PEORIA, Ill. — You could make a game out of the question: “Who’s the most famous Peorian?”
There’s entertainers, authors, generals, inventors, scholars, tycoons, the famous and infamous. But there’s only one former Peorian who’s the subject of a whole museum: Archbishop Fulton John Sheen.
That museum is just down the street from St. Mary’s Cathedral, where Fulton Sheen was an altar boy, was ordained and celebrated his first Mass. It has the largest collection of Sheen’s personal items, from boyhood in Peoria to worldwide fame as an adult.
“People come from all over. From other countries, from Poland,” said Peoria Diocese Archivist Sister Lea Stefancova.
Sheen was born in El Paso, above his father’s hardware store in 1895. His family later moved to Peoria, where Sheen was educated. He excelled in school, winning his second Ph.D. by the age of 29.
In 1926, he was returned to do parish work at St. Patrick’s Church on Peoria’s south side. It was a test of his obedience, and he passed.
It was Sheen’s speaking ability, talking to everyday people that won him fame.
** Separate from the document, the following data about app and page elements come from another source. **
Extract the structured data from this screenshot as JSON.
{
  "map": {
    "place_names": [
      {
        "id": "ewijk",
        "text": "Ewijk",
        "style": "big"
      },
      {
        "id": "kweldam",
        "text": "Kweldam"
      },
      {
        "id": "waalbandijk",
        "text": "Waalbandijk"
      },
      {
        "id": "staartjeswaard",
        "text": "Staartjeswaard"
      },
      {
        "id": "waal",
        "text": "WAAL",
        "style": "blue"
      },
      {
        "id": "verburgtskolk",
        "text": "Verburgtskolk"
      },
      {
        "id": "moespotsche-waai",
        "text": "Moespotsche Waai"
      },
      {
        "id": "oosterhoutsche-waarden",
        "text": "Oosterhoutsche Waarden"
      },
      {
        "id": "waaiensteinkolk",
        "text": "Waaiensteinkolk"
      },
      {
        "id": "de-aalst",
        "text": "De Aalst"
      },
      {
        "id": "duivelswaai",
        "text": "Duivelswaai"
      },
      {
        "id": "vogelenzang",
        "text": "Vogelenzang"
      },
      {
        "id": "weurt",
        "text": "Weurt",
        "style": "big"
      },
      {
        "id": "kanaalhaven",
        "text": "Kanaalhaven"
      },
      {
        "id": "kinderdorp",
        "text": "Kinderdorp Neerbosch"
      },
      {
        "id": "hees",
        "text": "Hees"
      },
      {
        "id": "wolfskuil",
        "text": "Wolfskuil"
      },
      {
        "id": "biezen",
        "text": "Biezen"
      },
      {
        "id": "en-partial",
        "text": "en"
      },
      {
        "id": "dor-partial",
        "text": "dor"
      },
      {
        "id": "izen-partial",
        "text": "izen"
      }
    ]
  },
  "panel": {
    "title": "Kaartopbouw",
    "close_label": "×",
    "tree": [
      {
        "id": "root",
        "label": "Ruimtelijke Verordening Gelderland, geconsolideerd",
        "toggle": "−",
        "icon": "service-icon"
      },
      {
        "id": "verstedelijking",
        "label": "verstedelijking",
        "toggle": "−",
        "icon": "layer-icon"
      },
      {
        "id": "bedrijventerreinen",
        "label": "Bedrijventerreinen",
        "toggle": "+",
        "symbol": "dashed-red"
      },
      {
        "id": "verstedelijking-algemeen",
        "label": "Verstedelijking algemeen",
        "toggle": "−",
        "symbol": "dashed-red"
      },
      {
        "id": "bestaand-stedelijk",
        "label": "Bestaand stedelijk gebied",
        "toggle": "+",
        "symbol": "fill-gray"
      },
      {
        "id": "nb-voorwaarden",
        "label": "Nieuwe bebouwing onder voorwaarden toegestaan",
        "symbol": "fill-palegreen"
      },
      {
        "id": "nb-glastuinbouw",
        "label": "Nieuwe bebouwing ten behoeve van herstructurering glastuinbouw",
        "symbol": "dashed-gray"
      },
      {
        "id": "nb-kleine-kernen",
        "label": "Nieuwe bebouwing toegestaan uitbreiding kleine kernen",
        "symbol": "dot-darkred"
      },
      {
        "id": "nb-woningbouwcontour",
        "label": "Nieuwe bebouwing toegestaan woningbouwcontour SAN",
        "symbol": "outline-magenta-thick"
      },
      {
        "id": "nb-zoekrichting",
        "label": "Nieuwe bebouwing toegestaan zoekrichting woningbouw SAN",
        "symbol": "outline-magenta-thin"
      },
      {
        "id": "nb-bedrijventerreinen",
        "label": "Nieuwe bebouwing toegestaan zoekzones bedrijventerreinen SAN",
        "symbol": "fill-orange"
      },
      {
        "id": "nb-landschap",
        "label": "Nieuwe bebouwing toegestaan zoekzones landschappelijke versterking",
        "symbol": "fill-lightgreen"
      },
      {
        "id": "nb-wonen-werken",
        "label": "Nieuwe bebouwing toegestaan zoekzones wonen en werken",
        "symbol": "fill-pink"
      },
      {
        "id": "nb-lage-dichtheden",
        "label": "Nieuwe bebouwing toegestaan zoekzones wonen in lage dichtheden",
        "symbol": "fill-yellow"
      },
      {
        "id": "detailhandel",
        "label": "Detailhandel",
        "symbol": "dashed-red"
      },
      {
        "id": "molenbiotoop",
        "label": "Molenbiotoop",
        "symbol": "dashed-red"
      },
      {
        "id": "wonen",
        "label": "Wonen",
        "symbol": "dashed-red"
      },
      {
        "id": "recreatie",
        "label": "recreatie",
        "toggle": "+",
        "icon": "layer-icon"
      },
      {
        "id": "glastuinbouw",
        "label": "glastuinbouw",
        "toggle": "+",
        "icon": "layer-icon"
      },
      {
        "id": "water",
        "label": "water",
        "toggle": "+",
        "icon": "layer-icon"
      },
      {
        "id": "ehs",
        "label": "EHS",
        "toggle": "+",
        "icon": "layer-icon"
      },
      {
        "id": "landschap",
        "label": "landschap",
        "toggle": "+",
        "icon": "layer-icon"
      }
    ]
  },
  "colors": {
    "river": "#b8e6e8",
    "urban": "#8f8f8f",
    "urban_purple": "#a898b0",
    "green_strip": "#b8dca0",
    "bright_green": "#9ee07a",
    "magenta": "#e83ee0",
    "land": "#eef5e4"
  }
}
In the 1930s millions listened to the weekly radio show, “The Catholic Hour.” In 1951, he began his television career with “Life is Worth Living.” He won an Emmy award the first year.
By 1957, he was drawing 30 million viewers a week. Sheen was an avowed anti-communist, but also was a progressive on many social matters, such as when he called on U.S. corporations to share the wealth.
Sheen would work 19 hours a day and by 1979, he had written 66 books. Recordings of his TV programs are still being broadcast. So, who’s the most famous Peorian? It’s difficult to top Sheen.